__Task brief__
This exercise calls for copying every line below that holds the word "Classwork".

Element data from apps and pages
= = =
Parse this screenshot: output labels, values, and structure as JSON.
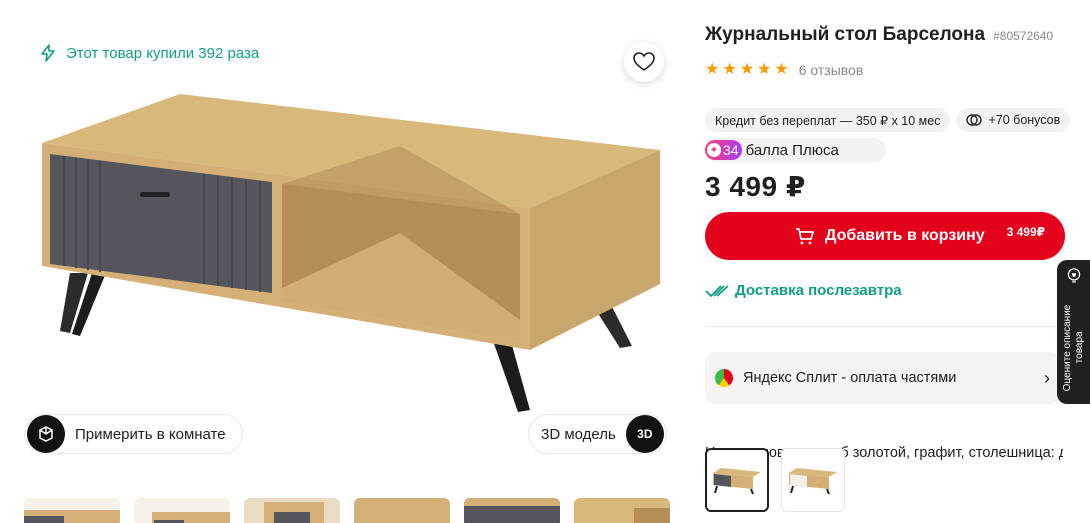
{
  "gallery": {
    "purchased_text": "Этот товар купили 392 раза",
    "try_room_label": "Примерить в комнате",
    "model3d_label": "3D модель",
    "model3d_icon_text": "3D"
  },
  "product": {
    "title": "Журнальный стол Барселона",
    "sku": "#80572640",
    "rating": 5,
    "reviews": "6 отзывов",
    "credit": "Кредит без переплат — 350 ₽ x 10 мес",
    "bonus": "+70 бонусов",
    "plus_points": "34",
    "plus_label": "балла Плюса",
    "price": "3 499 ₽",
    "cart_label": "Добавить в корзину",
    "cart_price": "3 499₽",
    "delivery": "Доставка послезавтра",
    "split_label": "Яндекс Сплит - оплата частями",
    "color_label": "Цвет: основания: дуб золотой, графит, столешница: дуб золотой"
  },
  "side_tab": {
    "label": "Оцените описание товара"
  },
  "colors": {
    "accent_red": "#e3001b",
    "teal": "#129e86",
    "star": "#ff9a00"
  }
}
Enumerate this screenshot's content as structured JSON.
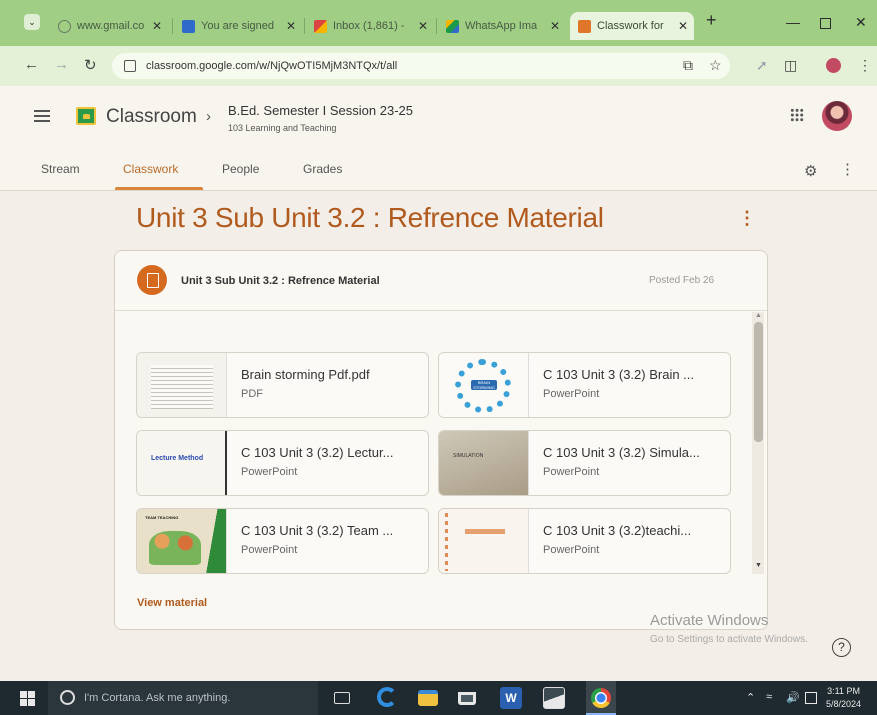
{
  "browser": {
    "tabs": [
      {
        "title": "www.gmail.co",
        "icon": "globe-icon"
      },
      {
        "title": "You are signed",
        "icon": "s-icon"
      },
      {
        "title": "Inbox (1,861) -",
        "icon": "gmail-icon"
      },
      {
        "title": "WhatsApp Ima",
        "icon": "drive-icon"
      },
      {
        "title": "Classwork for",
        "icon": "classroom-icon"
      }
    ],
    "new_tab": "+",
    "url": "classroom.google.com/w/NjQwOTI5MjM3NTQx/t/all"
  },
  "header": {
    "app_name": "Classroom",
    "course_title": "B.Ed. Semester I Session 23-25",
    "course_subtitle": "103 Learning and Teaching",
    "tabs": [
      "Stream",
      "Classwork",
      "People",
      "Grades"
    ],
    "active_tab": "Classwork"
  },
  "topic": {
    "title": "Unit 3 Sub Unit 3.2 : Refrence Material"
  },
  "material": {
    "title": "Unit 3 Sub Unit 3.2 : Refrence Material",
    "posted": "Posted Feb 26",
    "attachments": [
      {
        "name": "Brain storming Pdf.pdf",
        "type": "PDF",
        "thumb_text": ""
      },
      {
        "name": "C 103 Unit 3 (3.2) Brain ...",
        "type": "PowerPoint",
        "thumb_text": "BRAIN STORMING"
      },
      {
        "name": "C 103 Unit 3 (3.2) Lectur...",
        "type": "PowerPoint",
        "thumb_text": "Lecture Method"
      },
      {
        "name": "C 103 Unit 3 (3.2) Simula...",
        "type": "PowerPoint",
        "thumb_text": "SIMULATION"
      },
      {
        "name": "C 103 Unit 3 (3.2) Team ...",
        "type": "PowerPoint",
        "thumb_text": "TEAM TEACHING"
      },
      {
        "name": "C 103 Unit 3 (3.2)teachi...",
        "type": "PowerPoint",
        "thumb_text": ""
      }
    ],
    "view_link": "View material"
  },
  "watermark": {
    "line1": "Activate Windows",
    "line2": "Go to Settings to activate Windows."
  },
  "taskbar": {
    "search_placeholder": "I'm Cortana. Ask me anything.",
    "time": "3:11 PM",
    "date": "5/8/2024"
  },
  "colors": {
    "accent": "#b15a1e",
    "tab_underline": "#d9843a",
    "browser_frame": "#9fce84"
  }
}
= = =
__Exercise solution__
        "title": "Classwork for",
      "Classwork",
    "active_tab": "Classwork"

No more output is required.